•The priests were assigned by lot to serve in the sacrifices. IChron.24
•The sons of Asaph, Heman and Jeduthun, were musicians who prophesied with lyres, harps and cymbals. (IChron..25:.1,3,6,7). There were 288 trained singers. David made some of the musical instruments himself. IChron.23:5
•The sons of Korah were gatekeepers, men of ability to be guards of the sanctuary and the storehouse. (IChron.26:6,8). The storehouse was filled with wealth dedicated to the Lord from Israel's wars. IChron.26:26–28
•Officers and judges and supervisors of Trans-Jordan were assigned. IChron.26:29–32
•There was an army that rotated each month, with commanders of  thousands and hundreds. IChron.27:1–15
•The twelve tribes had chief officers. IChron.27:16–24
•Lastly, the king had an extensive farming operation--vineyards, olive and sycamore groves, wine cellars, pastured herds, camels, donkeys, and flocks of sheep. IChron.27:25–31

All of this was in place before Solomon. He inherited an empire at peace, with a government, an army, an economic system, a spiritual tradition and a legal code.

The picture of Solomon at the pinnacle of Israel's best forty years is a picture of Christ ruling the world in the Golden Age to Come, the "Millennium." Many of the passages describing the future Golden Age are in Isaiah.

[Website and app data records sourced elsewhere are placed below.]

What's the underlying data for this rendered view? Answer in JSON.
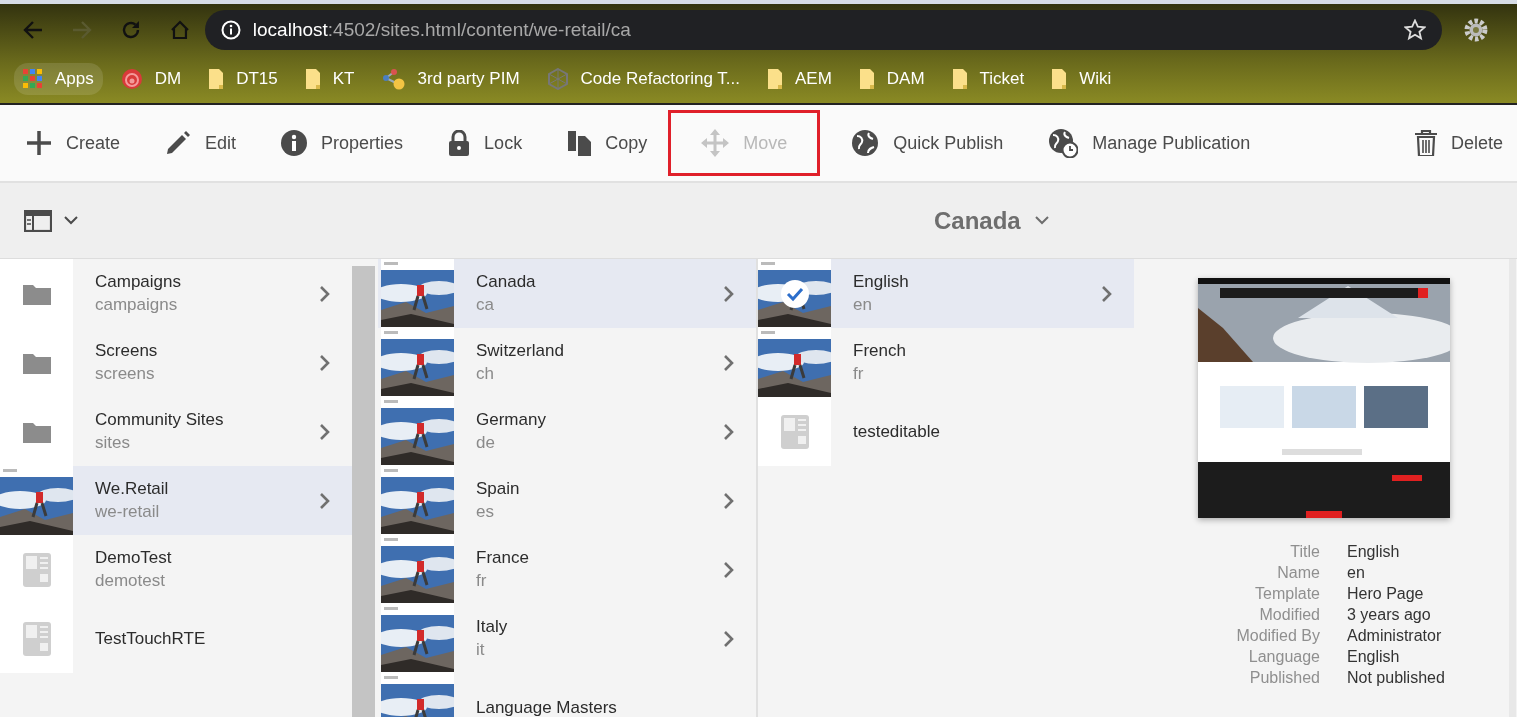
{
  "browser": {
    "address": {
      "host": "localhost",
      "path": ":4502/sites.html/content/we-retail/ca"
    },
    "bookmarks": [
      {
        "label": "Apps",
        "kind": "apps"
      },
      {
        "label": "DM",
        "kind": "target"
      },
      {
        "label": "DT15",
        "kind": "folder"
      },
      {
        "label": "KT",
        "kind": "folder"
      },
      {
        "label": "3rd party PIM",
        "kind": "nodes"
      },
      {
        "label": "Code Refactoring T...",
        "kind": "hexagon"
      },
      {
        "label": "AEM",
        "kind": "folder"
      },
      {
        "label": "DAM",
        "kind": "folder"
      },
      {
        "label": "Ticket",
        "kind": "folder"
      },
      {
        "label": "Wiki",
        "kind": "folder"
      }
    ]
  },
  "toolbar": [
    {
      "label": "Create",
      "kind": "plus",
      "disabled": false,
      "outlined": false
    },
    {
      "label": "Edit",
      "kind": "pencil",
      "disabled": false,
      "outlined": false
    },
    {
      "label": "Properties",
      "kind": "info",
      "disabled": false,
      "outlined": false
    },
    {
      "label": "Lock",
      "kind": "lock",
      "disabled": false,
      "outlined": false
    },
    {
      "label": "Copy",
      "kind": "copy",
      "disabled": false,
      "outlined": false
    },
    {
      "label": "Move",
      "kind": "move",
      "disabled": true,
      "outlined": true
    },
    {
      "label": "Quick Publish",
      "kind": "globe",
      "disabled": false,
      "outlined": false
    },
    {
      "label": "Manage Publication",
      "kind": "globe-clock",
      "disabled": false,
      "outlined": false
    },
    {
      "label": "Delete",
      "kind": "trash",
      "disabled": false,
      "outlined": false
    }
  ],
  "header": {
    "title": "Canada"
  },
  "columns": [
    {
      "items": [
        {
          "title": "Campaigns",
          "name": "campaigns",
          "kind": "folder",
          "selected": false,
          "has_children": true,
          "checked": false
        },
        {
          "title": "Screens",
          "name": "screens",
          "kind": "folder",
          "selected": false,
          "has_children": true,
          "checked": false
        },
        {
          "title": "Community Sites",
          "name": "sites",
          "kind": "folder",
          "selected": false,
          "has_children": true,
          "checked": false
        },
        {
          "title": "We.Retail",
          "name": "we-retail",
          "kind": "picture",
          "selected": true,
          "has_children": true,
          "checked": false
        },
        {
          "title": "DemoTest",
          "name": "demotest",
          "kind": "template",
          "selected": false,
          "has_children": false,
          "checked": false
        },
        {
          "title": "TestTouchRTE",
          "kind": "template",
          "selected": false,
          "has_children": false,
          "checked": false
        }
      ]
    },
    {
      "items": [
        {
          "title": "Canada",
          "name": "ca",
          "kind": "picture",
          "selected": true,
          "has_children": true,
          "checked": false
        },
        {
          "title": "Switzerland",
          "name": "ch",
          "kind": "picture",
          "selected": false,
          "has_children": true,
          "checked": false
        },
        {
          "title": "Germany",
          "name": "de",
          "kind": "picture",
          "selected": false,
          "has_children": true,
          "checked": false
        },
        {
          "title": "Spain",
          "name": "es",
          "kind": "picture",
          "selected": false,
          "has_children": true,
          "checked": false
        },
        {
          "title": "France",
          "name": "fr",
          "kind": "picture",
          "selected": false,
          "has_children": true,
          "checked": false
        },
        {
          "title": "Italy",
          "name": "it",
          "kind": "picture",
          "selected": false,
          "has_children": true,
          "checked": false
        },
        {
          "title": "Language Masters",
          "kind": "picture",
          "selected": false,
          "has_children": false,
          "checked": false
        }
      ]
    },
    {
      "items": [
        {
          "title": "English",
          "name": "en",
          "kind": "picture",
          "selected": true,
          "has_children": true,
          "checked": true
        },
        {
          "title": "French",
          "name": "fr",
          "kind": "picture",
          "selected": false,
          "has_children": false,
          "checked": false
        },
        {
          "title": "testeditable",
          "kind": "template",
          "selected": false,
          "has_children": false,
          "checked": false
        }
      ]
    }
  ],
  "preview": {
    "kind": "picture",
    "properties": [
      {
        "label": "Title",
        "value": "English"
      },
      {
        "label": "Name",
        "value": "en"
      },
      {
        "label": "Template",
        "value": "Hero Page"
      },
      {
        "label": "Modified",
        "value": "3 years ago"
      },
      {
        "label": "Modified By",
        "value": "Administrator"
      },
      {
        "label": "Language",
        "value": "English"
      },
      {
        "label": "Published",
        "value": "Not published"
      }
    ]
  }
}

•He has two names. Jedidiah, "beloved of God", and Solomon "peaceable".
•He is the LORD's anointed. IK.1:39; Matt.16:16
•He is The Son of David. Matt.21:9
•He inherits the Kingdom from his father. Heb.1:2
•He loves and communes with God. He keeps the Law. Heb.10:7–10
•He is given riches and honor and blessing. Rev.5:12
•He administers "justice with righteousness". Isa.9:7
•His kingdom was peaceful and prosperous. Isa.9:7
•All the nations are subject to him. IK.4:21; Psa.2:8,9
•He knows everything. Jn.2:25
•He is so attractive that everyone is drawn to him. Mk.3:20

"It shall come to pass in the latter days that the mountain of the house of the LORD shall be established as the highest of the mountains...and all the nations shall flow it, and many peoples shall come and say 'Come, let us go up to the mountain of the LORD, to the house of the God of Jacob; that He may teach us his ways and that we may walk in his paths." (Isa 2:2–3)

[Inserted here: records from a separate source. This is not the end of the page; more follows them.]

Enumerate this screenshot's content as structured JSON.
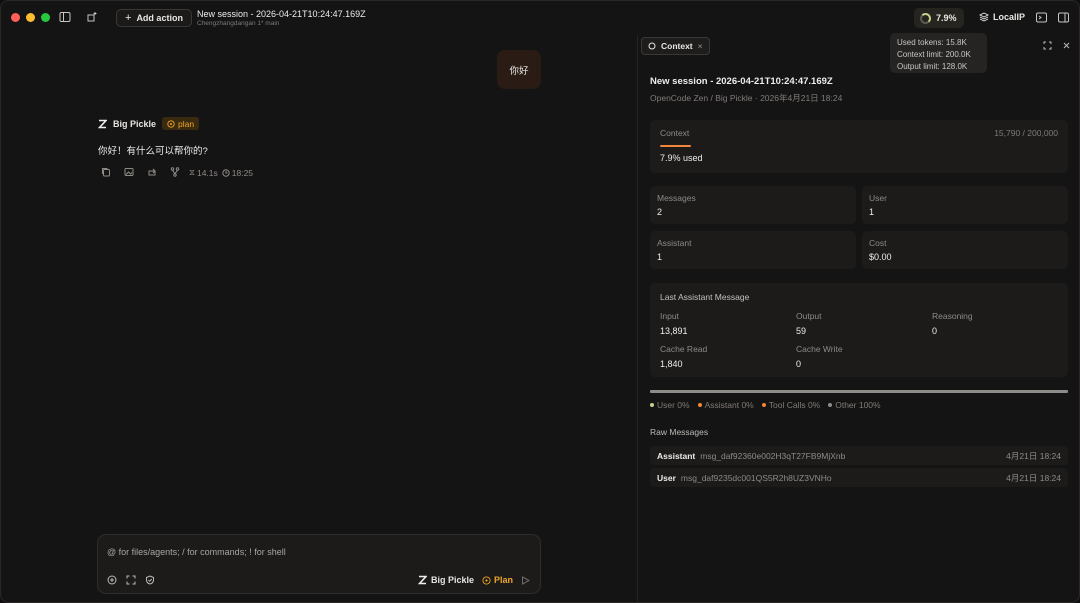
{
  "titlebar": {
    "add_action": "Add action",
    "session_title": "New session - 2026-04-21T10:24:47.169Z",
    "session_meta": "Chengzhangdangan  1* main",
    "context_pct": "7.9%",
    "local_ip": "LocalIP"
  },
  "tooltip": {
    "used_tokens": "Used tokens: 15.8K",
    "context_limit": "Context limit: 200.0K",
    "output_limit": "Output limit: 128.0K"
  },
  "chat": {
    "user_message": "你好",
    "agent_name": "Big Pickle",
    "agent_mode": "plan",
    "reply": "你好！有什么可以帮你的?",
    "duration": "14.1s",
    "time": "18:25"
  },
  "composer": {
    "placeholder": "@ for files/agents; / for commands; ! for shell",
    "model": "Big Pickle",
    "mode": "Plan"
  },
  "panel": {
    "tab_label": "Context",
    "title": "New session - 2026-04-21T10:24:47.169Z",
    "subtitle": "OpenCode Zen / Big Pickle  ·  2026年4月21日 18:24",
    "context": {
      "label": "Context",
      "count": "15,790 / 200,000",
      "used": "7.9% used",
      "fraction": 0.079
    },
    "stats": [
      {
        "label": "Messages",
        "value": "2"
      },
      {
        "label": "User",
        "value": "1"
      },
      {
        "label": "Assistant",
        "value": "1"
      },
      {
        "label": "Cost",
        "value": "$0.00"
      }
    ],
    "last_message": {
      "title": "Last Assistant Message",
      "cells": [
        {
          "label": "Input",
          "value": "13,891"
        },
        {
          "label": "Output",
          "value": "59"
        },
        {
          "label": "Reasoning",
          "value": "0"
        },
        {
          "label": "Cache Read",
          "value": "1,840"
        },
        {
          "label": "Cache Write",
          "value": "0"
        }
      ]
    },
    "breakdown": [
      {
        "label": "User 0%",
        "color": "#c9cf8b"
      },
      {
        "label": "Assistant 0%",
        "color": "#f2863a"
      },
      {
        "label": "Tool Calls 0%",
        "color": "#f2863a"
      },
      {
        "label": "Other 100%",
        "color": "#8e8c89"
      }
    ],
    "raw_title": "Raw Messages",
    "raw_messages": [
      {
        "role": "Assistant",
        "id": "msg_daf92360e002H3qT27FB9MjXnb",
        "time": "4月21日 18:24"
      },
      {
        "role": "User",
        "id": "msg_daf9235dc001QS5R2h8UZ3VNHo",
        "time": "4月21日 18:24"
      }
    ]
  },
  "colors": {
    "accent": "#f2863a",
    "plan": "#f0a52a",
    "ring": "#c9cf8b"
  }
}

In many ways, America has been like a millennial kingdom. "America the Beautiful", "God shed His grace on thee, and crowned thy good with brotherhood from sea to shining sea.". No one has ever seen the like of it, or likely will again. We have had the best of everything material, political and spiritual. We are the last best hope of the world. May God save us.

Like Solomon, we are also confronted with the personal question: "Ask what I shall give you." We have many wants and wishes, for food, clothing, shelter, money, recreation, friends and love, peace of mind and hope for the future.

But what one thing is most important?
What is the crucial issue in my life?
What do I value more than anything else?
If I asked God for one thing, what would it be?
What do I really want?